→ **Task to complete**: Give the number of lines in this listing that contain "Users", with no other words.

→ **Entries supplied**:
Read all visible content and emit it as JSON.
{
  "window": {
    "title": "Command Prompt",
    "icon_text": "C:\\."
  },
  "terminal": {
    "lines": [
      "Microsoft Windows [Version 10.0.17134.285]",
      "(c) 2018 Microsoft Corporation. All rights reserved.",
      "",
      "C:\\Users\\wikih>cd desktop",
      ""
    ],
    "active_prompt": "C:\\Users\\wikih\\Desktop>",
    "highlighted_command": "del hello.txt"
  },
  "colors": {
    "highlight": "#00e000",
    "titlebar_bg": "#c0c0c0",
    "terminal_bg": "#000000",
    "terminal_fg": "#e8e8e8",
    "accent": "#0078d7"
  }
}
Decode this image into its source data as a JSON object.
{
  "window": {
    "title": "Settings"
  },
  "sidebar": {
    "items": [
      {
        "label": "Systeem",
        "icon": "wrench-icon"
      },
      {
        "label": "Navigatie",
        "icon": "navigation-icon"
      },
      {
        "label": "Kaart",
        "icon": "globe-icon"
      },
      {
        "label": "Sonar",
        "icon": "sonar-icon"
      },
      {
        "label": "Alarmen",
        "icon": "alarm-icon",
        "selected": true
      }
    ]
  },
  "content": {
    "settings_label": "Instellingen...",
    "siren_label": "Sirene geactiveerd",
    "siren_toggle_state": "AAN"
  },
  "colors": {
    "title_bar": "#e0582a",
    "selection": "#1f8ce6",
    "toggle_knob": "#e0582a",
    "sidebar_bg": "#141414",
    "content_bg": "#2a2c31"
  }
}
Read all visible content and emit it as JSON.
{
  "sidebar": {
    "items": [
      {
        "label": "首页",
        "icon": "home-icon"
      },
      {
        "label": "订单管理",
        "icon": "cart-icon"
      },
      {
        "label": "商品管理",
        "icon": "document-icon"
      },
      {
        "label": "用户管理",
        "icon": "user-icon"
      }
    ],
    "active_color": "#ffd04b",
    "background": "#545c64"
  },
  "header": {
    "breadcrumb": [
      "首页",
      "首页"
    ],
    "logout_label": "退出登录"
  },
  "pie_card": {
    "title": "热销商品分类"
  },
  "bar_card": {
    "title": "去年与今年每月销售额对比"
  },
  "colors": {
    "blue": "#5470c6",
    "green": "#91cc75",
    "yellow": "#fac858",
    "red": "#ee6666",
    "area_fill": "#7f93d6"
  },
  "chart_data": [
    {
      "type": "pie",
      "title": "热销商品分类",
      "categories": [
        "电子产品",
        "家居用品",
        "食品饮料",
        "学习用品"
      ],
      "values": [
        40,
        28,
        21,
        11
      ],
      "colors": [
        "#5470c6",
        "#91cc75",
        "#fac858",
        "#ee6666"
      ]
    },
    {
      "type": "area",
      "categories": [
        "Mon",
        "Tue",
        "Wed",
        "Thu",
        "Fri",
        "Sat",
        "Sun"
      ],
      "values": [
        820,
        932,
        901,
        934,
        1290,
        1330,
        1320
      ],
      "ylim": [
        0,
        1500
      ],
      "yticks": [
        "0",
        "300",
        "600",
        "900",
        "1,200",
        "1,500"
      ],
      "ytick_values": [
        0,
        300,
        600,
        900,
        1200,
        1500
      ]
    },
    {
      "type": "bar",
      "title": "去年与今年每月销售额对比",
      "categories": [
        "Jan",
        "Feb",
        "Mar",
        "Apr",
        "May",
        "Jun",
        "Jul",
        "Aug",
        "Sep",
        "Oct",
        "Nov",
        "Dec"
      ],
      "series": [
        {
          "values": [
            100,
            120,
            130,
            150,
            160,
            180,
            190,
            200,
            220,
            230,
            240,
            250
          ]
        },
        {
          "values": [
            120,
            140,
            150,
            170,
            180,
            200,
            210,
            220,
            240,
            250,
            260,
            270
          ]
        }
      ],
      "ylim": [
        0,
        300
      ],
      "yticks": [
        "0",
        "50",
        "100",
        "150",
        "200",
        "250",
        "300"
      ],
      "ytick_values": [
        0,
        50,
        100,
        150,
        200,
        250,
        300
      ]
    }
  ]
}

→ **Answer to the problem**: 2